The laundry list of complaints that teachers have about their students seems to be ever-expanding. We’re always on our phones. We don’t wear enough clothing. We park in the back parking lot. Atrocious grievances all, to be sure, but aside from Twitter rants and Facebook monologues, students don’t exactly have the same platform to air their complaints as their teachers.
Within the walls of Wenatchee High School dwells a suspender-clad, silvery-haired man with a camera around his neck. You might find this teacher navigating through Photoshop, setting up a small photo studio or tinkering in the darkroom. Reed Carlson is the official WHS photography instructor, but his life goes far beyond the lens of a camera.
Quincy High School junior Loran Goninan has been chosen as one of 48 students from across the country to attend a special American Sign Language total immersion program this summer at Gallaudet University in Washington, D.C.
There but for the grace of God, go I. We all know what it is like to be hungry — but how many of us actually know what it is like to be hungry day after day? To look into the eyes of our children at bedtime and know they are hungry but not know how we will be able to feed them the next day?
An assortment of relics occupy room 350 of the Wenatchee High School math department. Framed NASA memorabilia adorns the wall to the left of the door. A serene Mont Blanc print hangs above a tidy desk. Pre-calculus theorems are scrawled out near a Purdue University sticker on the whiteboard at the front of the room.
Ever since Mom Blog was launched I’ve had an urge to contribute. I have all the qualifications, short of being an actual, uh, mom.
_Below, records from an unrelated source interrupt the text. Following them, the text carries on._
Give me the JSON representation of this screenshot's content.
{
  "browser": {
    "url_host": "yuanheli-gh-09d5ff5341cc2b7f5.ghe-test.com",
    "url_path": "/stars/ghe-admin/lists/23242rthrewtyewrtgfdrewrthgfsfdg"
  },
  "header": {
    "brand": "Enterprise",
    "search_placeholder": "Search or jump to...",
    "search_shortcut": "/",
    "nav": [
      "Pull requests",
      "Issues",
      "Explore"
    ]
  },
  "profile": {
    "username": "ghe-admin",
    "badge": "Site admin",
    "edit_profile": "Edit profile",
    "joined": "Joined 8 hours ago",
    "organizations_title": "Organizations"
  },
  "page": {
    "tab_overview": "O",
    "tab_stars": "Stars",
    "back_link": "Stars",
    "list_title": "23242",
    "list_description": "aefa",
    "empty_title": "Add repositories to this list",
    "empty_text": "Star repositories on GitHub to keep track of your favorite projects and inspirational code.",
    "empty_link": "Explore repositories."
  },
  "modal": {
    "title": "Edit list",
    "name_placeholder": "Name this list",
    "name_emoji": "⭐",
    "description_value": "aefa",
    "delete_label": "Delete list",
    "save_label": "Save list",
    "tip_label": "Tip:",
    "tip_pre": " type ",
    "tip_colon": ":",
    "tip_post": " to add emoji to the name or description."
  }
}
My light-hearted suggestion for a “Corporal Punishment Corner” got me off on the wrong foot with the powers that be. So, I came up with “Things I’ve learned (as a father).” The parenthetical’s purpose being to not confuse my writing here with other blog topics I may want to explore in the future, such as “Things I’ve learned (working in a corn dog factory).” And yes, ...
Upcoming Guest Chef dinnersDates: April 28, Chef Luis Rodriguez of Andante; May 20, Chef Tim Putnam of Smoke BlossomInformation: 662-8827Cost: Price varies according to the menu. Reservations required.
A pregnancy is more than just an announcement. It is a stomach convex in a shape that draws a lot of attention. It is an expectant parent or two with surges of different emotions. After a while, the announcement becomes known everywhere.
One of the most profound challenges for me as a parent has been to remain constant, compassionate, engaged and present for my children in the midst of my own emotional pain. Being a mom during times of personal chaos and crisis demands just about everything you’ve got.
The vision is clear: A village of 30 tiny houses, each measuring about 120 square feet, that would provide an alternative for the chronic homeless who camp along the Yakima River and in parking lots in downtown Yakima.